* [What the task requires]: Copy out each line of the data below in which "code" appears.

* [Dataset content]:
/---
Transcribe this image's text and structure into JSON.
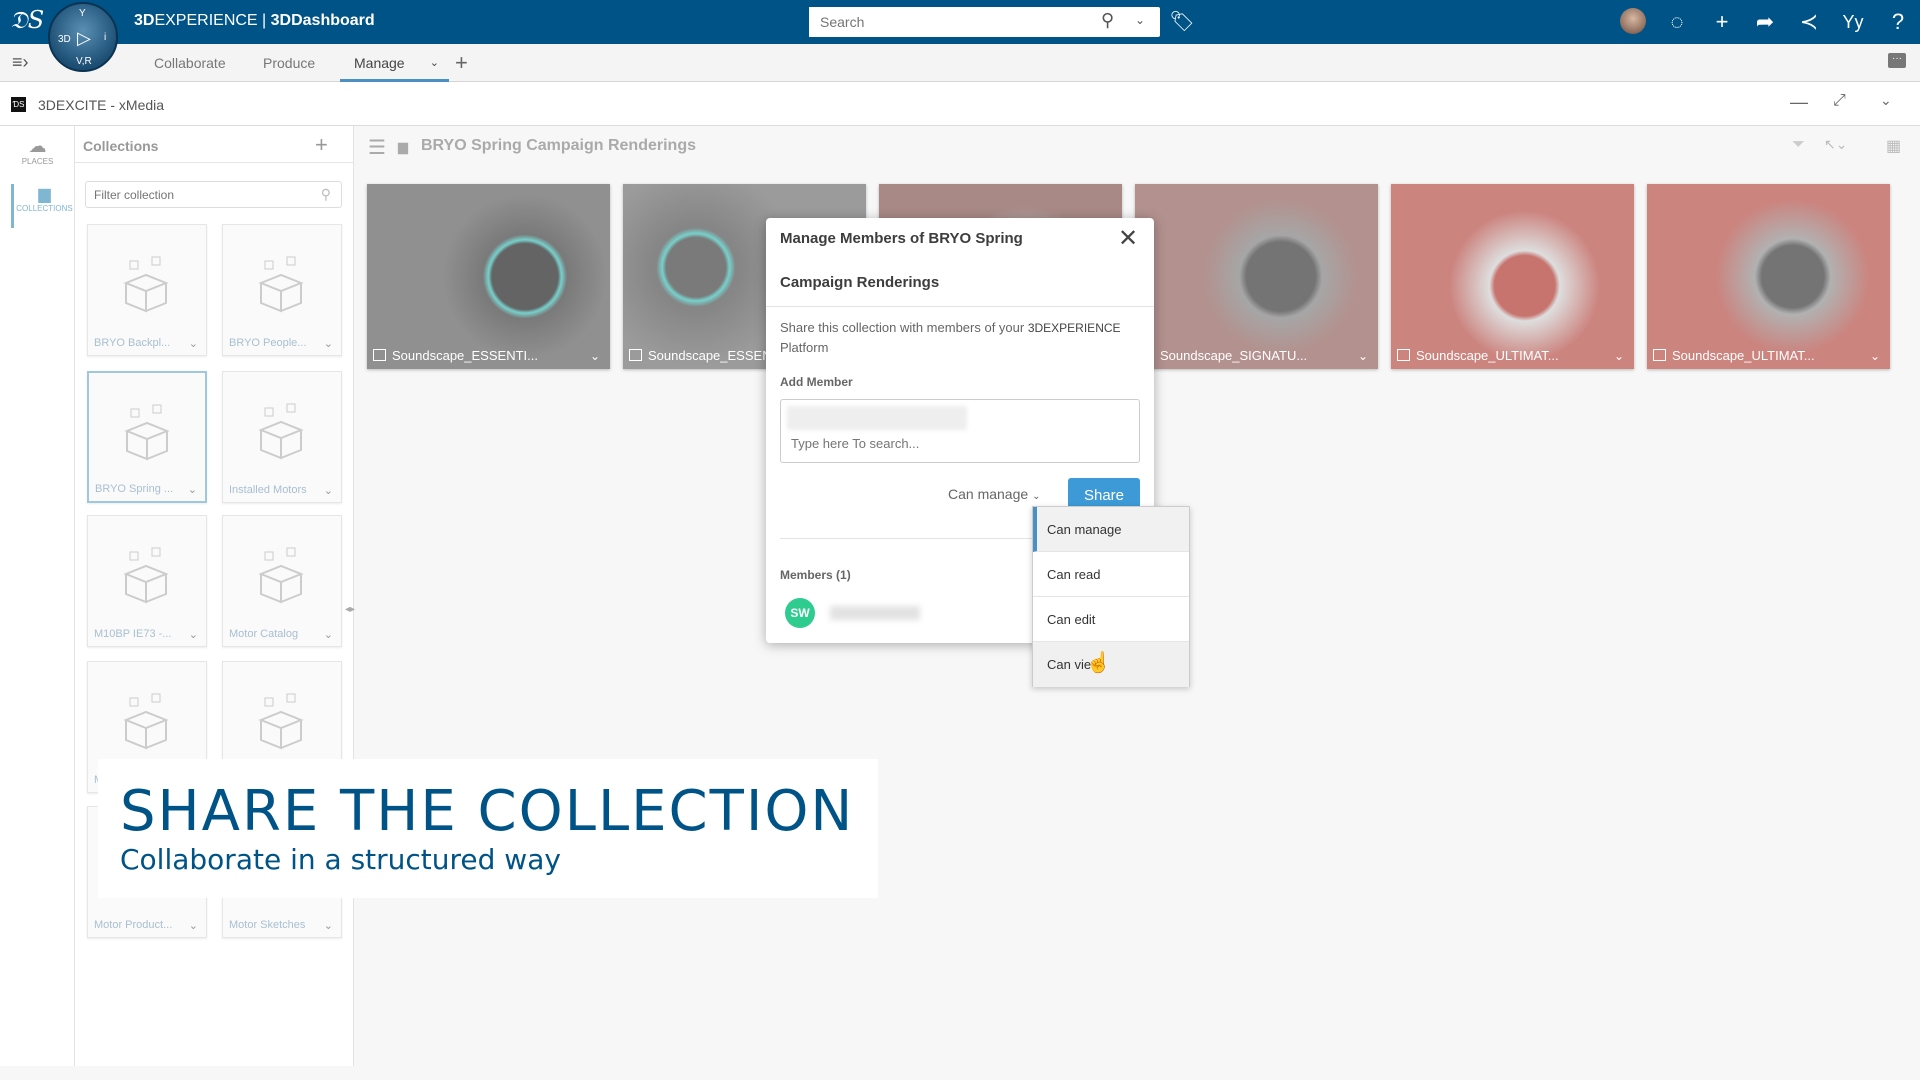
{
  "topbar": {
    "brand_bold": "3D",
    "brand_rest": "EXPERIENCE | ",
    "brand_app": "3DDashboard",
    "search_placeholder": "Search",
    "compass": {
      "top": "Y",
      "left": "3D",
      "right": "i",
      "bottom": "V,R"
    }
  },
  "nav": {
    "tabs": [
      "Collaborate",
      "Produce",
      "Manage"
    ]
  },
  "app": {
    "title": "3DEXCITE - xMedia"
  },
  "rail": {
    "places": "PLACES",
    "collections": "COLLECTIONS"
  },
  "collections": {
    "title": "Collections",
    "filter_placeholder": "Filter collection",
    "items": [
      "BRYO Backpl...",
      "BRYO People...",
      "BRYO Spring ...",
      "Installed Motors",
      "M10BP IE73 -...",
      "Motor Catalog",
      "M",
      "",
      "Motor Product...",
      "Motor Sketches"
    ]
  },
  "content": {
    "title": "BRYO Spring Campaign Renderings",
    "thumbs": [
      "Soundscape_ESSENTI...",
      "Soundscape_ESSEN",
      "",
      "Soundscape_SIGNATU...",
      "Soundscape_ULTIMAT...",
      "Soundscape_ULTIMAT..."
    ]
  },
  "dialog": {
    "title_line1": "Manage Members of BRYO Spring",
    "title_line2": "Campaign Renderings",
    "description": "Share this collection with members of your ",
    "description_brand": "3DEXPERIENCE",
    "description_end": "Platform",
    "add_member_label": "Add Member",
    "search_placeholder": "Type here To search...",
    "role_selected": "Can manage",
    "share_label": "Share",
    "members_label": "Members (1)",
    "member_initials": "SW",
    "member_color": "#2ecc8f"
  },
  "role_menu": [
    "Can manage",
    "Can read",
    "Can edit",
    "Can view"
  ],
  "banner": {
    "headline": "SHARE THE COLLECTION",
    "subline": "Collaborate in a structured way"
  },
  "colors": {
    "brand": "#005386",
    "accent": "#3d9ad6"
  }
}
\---
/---
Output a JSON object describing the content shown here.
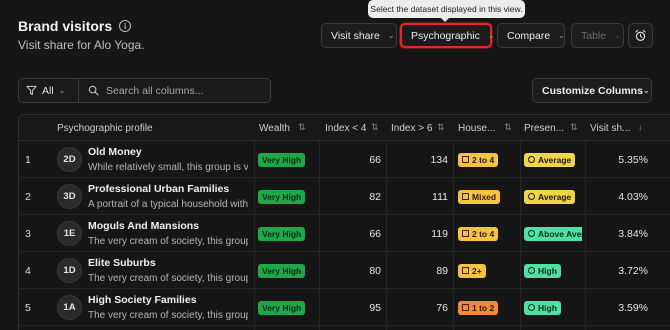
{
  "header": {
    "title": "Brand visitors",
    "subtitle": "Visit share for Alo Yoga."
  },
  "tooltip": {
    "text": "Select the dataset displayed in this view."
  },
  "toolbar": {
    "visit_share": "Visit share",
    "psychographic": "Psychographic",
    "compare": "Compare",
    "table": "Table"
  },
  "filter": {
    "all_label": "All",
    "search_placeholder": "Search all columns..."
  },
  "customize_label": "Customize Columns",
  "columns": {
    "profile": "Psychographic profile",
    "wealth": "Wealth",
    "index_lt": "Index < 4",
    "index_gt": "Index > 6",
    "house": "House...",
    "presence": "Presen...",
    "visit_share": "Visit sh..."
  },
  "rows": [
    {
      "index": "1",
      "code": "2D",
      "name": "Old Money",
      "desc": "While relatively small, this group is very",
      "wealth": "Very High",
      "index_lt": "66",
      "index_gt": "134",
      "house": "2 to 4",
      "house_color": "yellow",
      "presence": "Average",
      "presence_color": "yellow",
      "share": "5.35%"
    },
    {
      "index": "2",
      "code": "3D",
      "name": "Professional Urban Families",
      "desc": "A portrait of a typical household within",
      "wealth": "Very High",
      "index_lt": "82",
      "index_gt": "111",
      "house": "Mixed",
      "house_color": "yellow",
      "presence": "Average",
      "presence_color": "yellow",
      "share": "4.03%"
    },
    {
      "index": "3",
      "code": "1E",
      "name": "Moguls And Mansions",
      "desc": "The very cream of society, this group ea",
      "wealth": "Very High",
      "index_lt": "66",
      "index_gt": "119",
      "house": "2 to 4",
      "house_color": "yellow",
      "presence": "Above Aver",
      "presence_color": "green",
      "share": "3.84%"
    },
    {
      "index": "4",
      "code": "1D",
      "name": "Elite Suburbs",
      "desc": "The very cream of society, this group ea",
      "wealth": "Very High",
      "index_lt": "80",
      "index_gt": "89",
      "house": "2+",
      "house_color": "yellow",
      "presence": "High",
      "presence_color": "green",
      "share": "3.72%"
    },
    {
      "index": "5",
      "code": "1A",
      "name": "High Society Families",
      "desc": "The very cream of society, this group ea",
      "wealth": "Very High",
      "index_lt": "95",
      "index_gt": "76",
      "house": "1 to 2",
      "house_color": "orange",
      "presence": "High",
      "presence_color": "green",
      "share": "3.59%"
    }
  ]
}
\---
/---
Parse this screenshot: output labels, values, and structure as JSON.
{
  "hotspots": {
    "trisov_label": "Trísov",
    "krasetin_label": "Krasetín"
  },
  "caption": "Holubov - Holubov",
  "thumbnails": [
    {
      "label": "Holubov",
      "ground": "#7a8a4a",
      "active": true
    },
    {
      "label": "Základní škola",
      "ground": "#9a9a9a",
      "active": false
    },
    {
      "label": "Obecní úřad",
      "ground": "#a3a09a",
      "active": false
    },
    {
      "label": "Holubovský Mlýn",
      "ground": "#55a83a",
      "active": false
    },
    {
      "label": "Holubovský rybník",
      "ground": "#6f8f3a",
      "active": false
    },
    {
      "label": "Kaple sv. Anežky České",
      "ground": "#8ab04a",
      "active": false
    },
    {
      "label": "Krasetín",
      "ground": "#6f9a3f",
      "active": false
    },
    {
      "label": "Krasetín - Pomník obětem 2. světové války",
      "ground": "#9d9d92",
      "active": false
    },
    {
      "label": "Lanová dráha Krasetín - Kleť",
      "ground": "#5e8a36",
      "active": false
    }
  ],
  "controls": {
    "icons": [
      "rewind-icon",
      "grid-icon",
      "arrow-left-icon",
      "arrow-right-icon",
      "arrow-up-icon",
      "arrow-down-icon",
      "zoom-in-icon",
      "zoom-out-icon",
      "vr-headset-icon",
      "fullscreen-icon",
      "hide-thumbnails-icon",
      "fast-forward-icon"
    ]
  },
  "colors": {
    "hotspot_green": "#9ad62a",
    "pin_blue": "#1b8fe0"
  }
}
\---
* [Task result]:
      "code": "2D",
      "code": "3D",
      "code": "1E",
      "code": "1D",
      "code": "1A",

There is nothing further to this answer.